I do find it strange that there are so many little things that have brought me to where I am. A cartoon on a black and white TV, trying out a new Spider-man title by a new writer on a whim, reading the right articles, signing up to a message board and posting in one specific thread, saying yes. One little thing, one different choice and I may not be here typing these words. I am a big believer in fate and if you read the stories of many successful people their success often derives from a series of chance decisions that could have easily led them down a different path. I do not think I am successful but I’m very proud of what I’ve done so far and I’m very proud to be a part of GrayHaven and what it stands for. I may not be the best writer but I like to think that with a mix of dependability and good stories I’m a valuable contributor. All I can do is write the stories and hope that someone enjoys them when they are printed. I’ve learnt some lessons, made some friends and had a dream come true. No matter what happens I doubt I will ever forget that feeling of receiving Vol. 1 in the mail and seeing my name on the back and inside that comic. That moment to me was priceless and for that I am forever grateful. I’ve lived the life of an Irish fanboy but I have a long while to go yet. This time last year I would not have believed my position now only 52 weeks later. What will next year or next month or even tomorrow hold? Time will tell.
I just hope you’re all along for the ride. See you at the finish line.
* Thanks to Andrew Goletz for inviting me to write something for the site and for doing more and putting up with me more than anyone ever should. Thanks to those of you who read these very lengthy articles. Thanks to my friends at Jinxworld, the real ones and you guys know who you are. Thanks to everyone who supports Grayhaven, please continue to do so I know some of the stuff coming up and you won’t regret doing so.
Ed Note: It’s been particularly interesting to me watching people who worked on our earliest volumes just two years ago hone their craft and get better and better. Glenn is not just a talented writer. He’s a work horse. Driven by a desire to be perfect he is always open to suggestions on how to improve and as an editor has gone above and beyond in enforcing deadlines and sometimes stepping outside the lines for the betterment of the books. Above all though, he’s a great guy. There are a lot of talented people in the industry and I think we’re finding quite a few ourselves here in the pages of The Gathering. But Glenn is also just a nice person.

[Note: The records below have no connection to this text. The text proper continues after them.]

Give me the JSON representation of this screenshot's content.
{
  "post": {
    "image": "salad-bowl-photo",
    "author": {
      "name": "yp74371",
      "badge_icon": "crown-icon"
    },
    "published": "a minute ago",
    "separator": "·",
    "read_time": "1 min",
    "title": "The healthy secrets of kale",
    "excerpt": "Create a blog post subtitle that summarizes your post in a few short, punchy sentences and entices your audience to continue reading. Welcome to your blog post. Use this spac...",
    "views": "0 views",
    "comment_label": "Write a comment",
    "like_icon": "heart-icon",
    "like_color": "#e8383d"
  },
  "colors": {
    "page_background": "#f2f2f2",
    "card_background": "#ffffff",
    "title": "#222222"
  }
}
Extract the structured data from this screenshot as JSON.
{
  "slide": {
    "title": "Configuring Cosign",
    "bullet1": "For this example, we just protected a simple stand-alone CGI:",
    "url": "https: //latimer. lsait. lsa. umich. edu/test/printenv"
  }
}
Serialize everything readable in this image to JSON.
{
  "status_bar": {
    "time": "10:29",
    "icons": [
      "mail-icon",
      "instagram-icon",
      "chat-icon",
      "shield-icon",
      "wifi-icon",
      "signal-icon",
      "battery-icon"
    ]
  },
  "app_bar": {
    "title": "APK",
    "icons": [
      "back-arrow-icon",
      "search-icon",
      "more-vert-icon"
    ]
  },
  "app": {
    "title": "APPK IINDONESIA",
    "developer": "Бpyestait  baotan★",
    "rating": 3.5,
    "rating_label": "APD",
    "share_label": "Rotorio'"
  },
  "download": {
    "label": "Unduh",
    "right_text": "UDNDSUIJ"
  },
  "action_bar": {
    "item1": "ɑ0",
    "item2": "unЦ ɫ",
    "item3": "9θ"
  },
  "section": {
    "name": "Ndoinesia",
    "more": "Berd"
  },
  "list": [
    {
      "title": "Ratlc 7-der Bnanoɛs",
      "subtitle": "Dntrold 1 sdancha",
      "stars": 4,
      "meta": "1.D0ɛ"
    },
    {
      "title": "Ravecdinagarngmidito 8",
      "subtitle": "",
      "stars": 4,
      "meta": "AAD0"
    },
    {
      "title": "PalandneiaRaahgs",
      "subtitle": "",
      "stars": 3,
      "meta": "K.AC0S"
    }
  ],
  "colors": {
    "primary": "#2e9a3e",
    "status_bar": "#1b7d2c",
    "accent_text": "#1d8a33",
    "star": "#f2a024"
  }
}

One who wears his passion on his sleeve and always steps up to help someone else. Anyone else. It’s been a pleasure to see him recap his personal journey here the past year and I can’t wait to get back to creating more comics with him.